If I randomly generate a string of length N from an alphabet {A, B, C}, what's the likelihood that exactly k characters will be the same?

Initially, my solution looked like this:
P(k characters are the same) = $(\frac{1}{3})^k * (\frac{2}{3})^{n-k}$
Until I realized that this solution wasn’t robust enough– it doesn’t matter WHICH characters are the same, only that k characters are the same.

Thanks so much in advance for your help.

Solutions Collecting From Web of "If I randomly generate a string of length N from an alphabet {A, B, C}, what's the likelihood that exactly k characters will be the same?"

Let k, l, m be the # of occurrences for different letters in decreasing order.

Using the multinomial distribution formula, to illustrate,

for string AAABBC, Pr = $\frac{6!}{3!2!1!}\cdot\left(\frac{1}{3}\right)^6$

and for string AABBCC, Pr = $\frac{6!}{2!2!2!}\cdot\left(\frac{1}{3}\right)^6$

In general, Pr = $\frac{N!}{k!l!m!}\cdot\left(\frac{1}{3}\right)^N$, k+l+m = N

continued…

I have taken that you want probabilities for particular values of k. For k = 3 and N = 6, for example, you will need to sum up probabilities for permutations of 3-3-0 (3#s) & 3-2-1 (6#s)

edited by the questioner…
The final solution comes down to this.
Imagine that we have three bins, each representing the number of times each character appears in a string. For AAABC, the bins would be {A:3, B:1, C:1}
For:

  • N = the length of the string,
  • k = the maximum bin value (there can be ties),
  • l = the next bin value,
  • m = the last bin value,
  • d = the number of bin values that are different from k’s bin value (max 2)
    • Examples:
      1. ABC: bins = {A: 1, B: 1, C: 1}. d = 0
      2. AAA: bins = {A: 3, B: 0, C: 0}. d = 1
      3. AAC: bins = {A: 2, B: 0, C: 1}. d = 2
  • C = the number of letters in our alphabet (always 3),

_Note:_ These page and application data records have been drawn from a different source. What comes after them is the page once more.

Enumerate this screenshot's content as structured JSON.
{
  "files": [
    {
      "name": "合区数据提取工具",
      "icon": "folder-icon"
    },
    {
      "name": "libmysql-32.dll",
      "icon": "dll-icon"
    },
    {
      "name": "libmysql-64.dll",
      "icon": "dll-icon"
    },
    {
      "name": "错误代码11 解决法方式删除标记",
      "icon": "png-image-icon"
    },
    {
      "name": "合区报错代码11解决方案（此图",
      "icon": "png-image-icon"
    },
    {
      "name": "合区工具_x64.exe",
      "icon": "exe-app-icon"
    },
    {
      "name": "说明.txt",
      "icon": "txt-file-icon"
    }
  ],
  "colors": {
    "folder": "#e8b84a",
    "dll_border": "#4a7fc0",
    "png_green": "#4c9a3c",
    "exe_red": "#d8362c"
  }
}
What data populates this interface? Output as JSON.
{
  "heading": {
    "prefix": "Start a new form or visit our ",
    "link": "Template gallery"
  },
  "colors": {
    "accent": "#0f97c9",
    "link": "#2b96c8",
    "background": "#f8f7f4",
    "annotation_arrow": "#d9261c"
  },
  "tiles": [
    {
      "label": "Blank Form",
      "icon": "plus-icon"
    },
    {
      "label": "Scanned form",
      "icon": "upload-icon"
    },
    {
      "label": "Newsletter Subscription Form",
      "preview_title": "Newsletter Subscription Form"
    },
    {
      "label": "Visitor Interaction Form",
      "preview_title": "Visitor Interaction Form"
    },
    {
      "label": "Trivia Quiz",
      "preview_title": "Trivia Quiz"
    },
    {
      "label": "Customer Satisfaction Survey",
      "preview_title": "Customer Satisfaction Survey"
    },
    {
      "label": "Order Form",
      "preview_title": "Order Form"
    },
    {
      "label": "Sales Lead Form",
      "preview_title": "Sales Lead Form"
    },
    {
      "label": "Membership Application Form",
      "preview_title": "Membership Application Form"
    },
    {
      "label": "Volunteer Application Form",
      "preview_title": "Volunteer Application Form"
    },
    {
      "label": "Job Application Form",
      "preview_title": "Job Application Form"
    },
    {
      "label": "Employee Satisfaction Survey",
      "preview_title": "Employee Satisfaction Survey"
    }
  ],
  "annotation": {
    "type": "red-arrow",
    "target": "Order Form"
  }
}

Pr = $\frac{N!}{k!l!m!}\cdot\left(\frac{1}{3}\right)^N \cdot\frac{C!}{(C – d)!}$, k+l+m = N